HomeNatureBirdsLarge-billed Scrubwren: Charming Chirps of Melodic Masterpieces
Large-billed Scrubwren: Charming Chirps of Melodic Masterpieces
Description: The large-billed scrubwren (Sericornis magnirostra) lives in dense temperate subtropical or tropical moist lowland rainforests, like other plain brown scrubwrens. It is the most widespread in Australia, ranging down the entire east coast as far as the Dandenong-Donna Buang Ranges, Victoria.
In northeastern Queensland, it is ubiquitous, from the tableland rainforests to the tropical lowlands. Southwards, it becomes increasingly confined to pockets of subtropical rainforest, often along gullies, before petering out in Victoria. This is a passerine bird in the family Acanthizidae.
Habitat: Although sedentary and probably territorial when breeding, the scrubwrens commonly band together in small, loose feeding parties of five to ten birds. They move through the lower and middle branches of the forest, chattering constantly.
The large-billed scrubwren feeds most frequently in the canopies of each layer. However, they rarely descend into the lower shrub layer and almost never to the ground throughout their range.

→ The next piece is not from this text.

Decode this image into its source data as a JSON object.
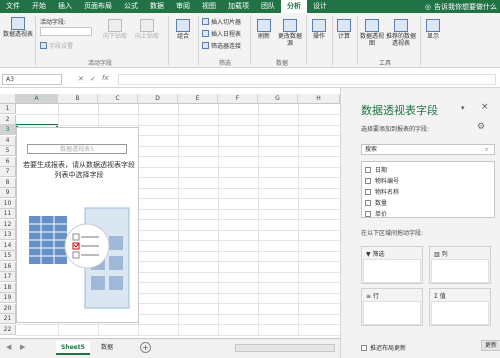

They feed at heights between about three and 17 meters. Birds frequently begin low down and work upwards through the foliage, hanging vines, or along branches, sometimes suspended upside down while they glean insects off the substrate.

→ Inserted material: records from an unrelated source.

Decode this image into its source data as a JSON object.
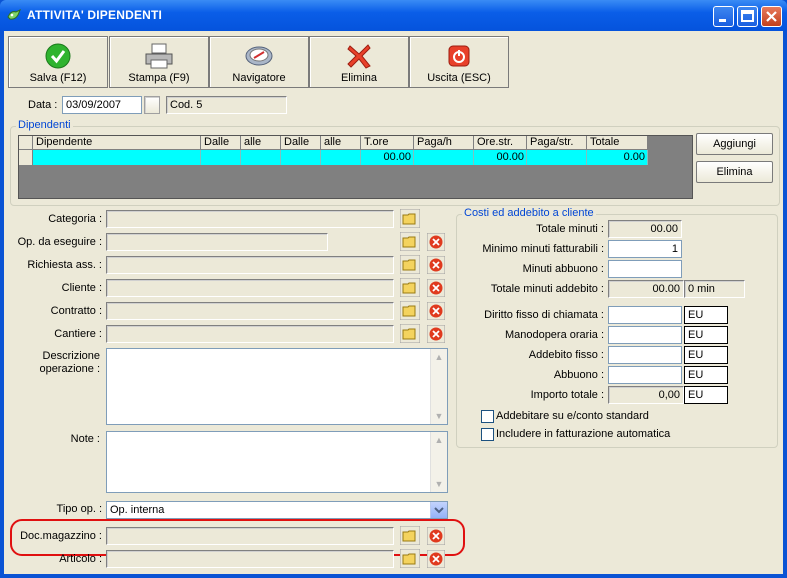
{
  "window": {
    "title": "ATTIVITA' DIPENDENTI"
  },
  "toolbar": {
    "save_label": "Salva (F12)",
    "print_label": "Stampa (F9)",
    "navigator_label": "Navigatore",
    "delete_label": "Elimina",
    "exit_label": "Uscita (ESC)"
  },
  "header": {
    "date_label": "Data :",
    "date_value": "03/09/2007",
    "code_value": "Cod. 5"
  },
  "dipendenti": {
    "group_title": "Dipendenti",
    "columns": [
      "Dipendente",
      "Dalle",
      "alle",
      "Dalle",
      "alle",
      "T.ore",
      "Paga/h",
      "Ore.str.",
      "Paga/str.",
      "Totale"
    ],
    "row": [
      "",
      "",
      "",
      "",
      "",
      "00.00",
      "",
      "00.00",
      "",
      "0.00"
    ],
    "add_label": "Aggiungi",
    "delete_label": "Elimina"
  },
  "form": {
    "categoria_label": "Categoria :",
    "op_eseguire_label": "Op. da eseguire :",
    "richiesta_label": "Richiesta ass. :",
    "cliente_label": "Cliente :",
    "contratto_label": "Contratto :",
    "cantiere_label": "Cantiere :",
    "descrizione_label_1": "Descrizione",
    "descrizione_label_2": "operazione :",
    "note_label": "Note :",
    "tipo_op_label": "Tipo op. :",
    "tipo_op_value": "Op. interna",
    "doc_magazzino_label": "Doc.magazzino :",
    "articolo_label": "Articolo :"
  },
  "costi": {
    "group_title": "Costi ed addebito a cliente",
    "totale_minuti_label": "Totale minuti :",
    "totale_minuti_value": "00.00",
    "minimo_label": "Minimo minuti fatturabili :",
    "minimo_value": "1",
    "abbuono_min_label": "Minuti abbuono :",
    "abbuono_min_value": "",
    "totale_addebito_label": "Totale minuti addebito :",
    "totale_addebito_value": "00.00",
    "totale_addebito_unit": "0 min",
    "diritto_label": "Diritto fisso di chiamata :",
    "manodopera_label": "Manodopera oraria :",
    "addebito_fisso_label": "Addebito fisso :",
    "abbuono_label": "Abbuono :",
    "importo_label": "Importo totale :",
    "importo_value": "0,00",
    "currency": "EU",
    "chk_addebitare_label": "Addebitare su e/conto standard",
    "chk_includere_label": "Includere in fatturazione automatica"
  },
  "colors": {
    "title_blue": "#0a5ee8",
    "grid_row": "#00ffff",
    "highlight": "#e01010"
  }
}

The crowns of the plants are frequently approached from the inside outward rather than the reverse. The scrub wrens rarely flutter at the foliage, as does the brown gerygone with which they share their feeding zone.
Food: As they flit rapidly about, they gather their food—insects and small snails—from leaves, twigs, spiders, ants, wasps, bark, dangling vines, beetles, liana tangles, or lawyer cane. Occasionally, they stop to search more closely for prey.
In the tropics, they are conspicuous in the foraging flocks of mixed species, which include Spectacled Monarchs and Little Shrike-thrushes. Each species in such a flock probably catches more insects than it would catch alone because the fluttering of more birds disturbs more insects.
Identification: Adults: Both sexes are similar. The upper parts are brown-olive, becoming darker and browner on the head and warmer brown on the rump; the tail is plain brown with brighter edges. The forehead vaguely scalloped with buff; wing quills edged pale green-buff; and the primary coverts dusky-edged pale buff Face pale brown with a faint rufous-buff wash of varying intensity around face and throat.
Underparts are greenish buff with a vaguely yellow wash, with more olive on the flanks. The eyes are red. Bill is a black, slightly upturned foot shade of pink horn. Moreover, immature birds are generally paler, with a heavier rufous or warm brown wash on the face and underparts. Eye brown with a smaller bill.
Voice, Call, Song, Sound: The large-billed scrubwren call is a harsh chattering s-chew s-cheer repeated rapidly in contact and alarm, softer than churrs made by other east coast scrubwren’s. However, the Large-billed Scrubwren song is a soft-tinkling twitter sip-sip-sip.
Nesting: Large-billed Scrubwren breeds from July–January, sometimes June–February. The nest is an oval dome, with a side entrance of 25 mm diameter; of plant stems, fiber, rootlets, leaf skeletons, and moss; lined with fiber and feathers; placed in forks, vines, and tree crevices, from close to ground to 10 m high. Sometimes the old nest of the yellow-throated scrubwren is used.
In southern Queensland and New South Wales, however, where their nests have rarely been found, they occupy those of yellow-throated scrubwrens or even brown gerygones. These nests are often old and disused, but large-billed Scrubwrens usurp freshly built nests, depositing new lining over abandoned or infertile eggs of the earlier users. Group members sometimes help to feed the young.
Eggs: The clutch contains three to four lustrous, off-white to pale purple-brown, minutely speckled dark brown eggs. Forming zone at the larger end; oblong-oval, about 19 x 14 mm. In the lowlands of northern Queensland, where no other scrubwrens occur, large-billed eagles construct their own small nests.
Distribution: East coast and nearby ranges of the mainland, from Cooktown-Helenvale, Queensland, Kinglake to Dandenong-Donna Buang Ranges, near Melbourne. In rainforests and dense gullies in wetter eucalypt forests.
Races: There are two races: one Cooktown-Ingham, Qld; the other Clark Range, Qld, and south. A round of Cooktown apparently intergrades with Tropical Scrubwren, the forms of which may be treated as races of the large-billed.
Size: The average bird size is 11 to 13 cm and weighs around 10 g.
Similar Species: The Atherton Scrubwren (Sericornis keri), is alike; however, it is a bit slimmer and smaller with short legs. Atherton Scrubwren tends to feed on the ground or a few meters above.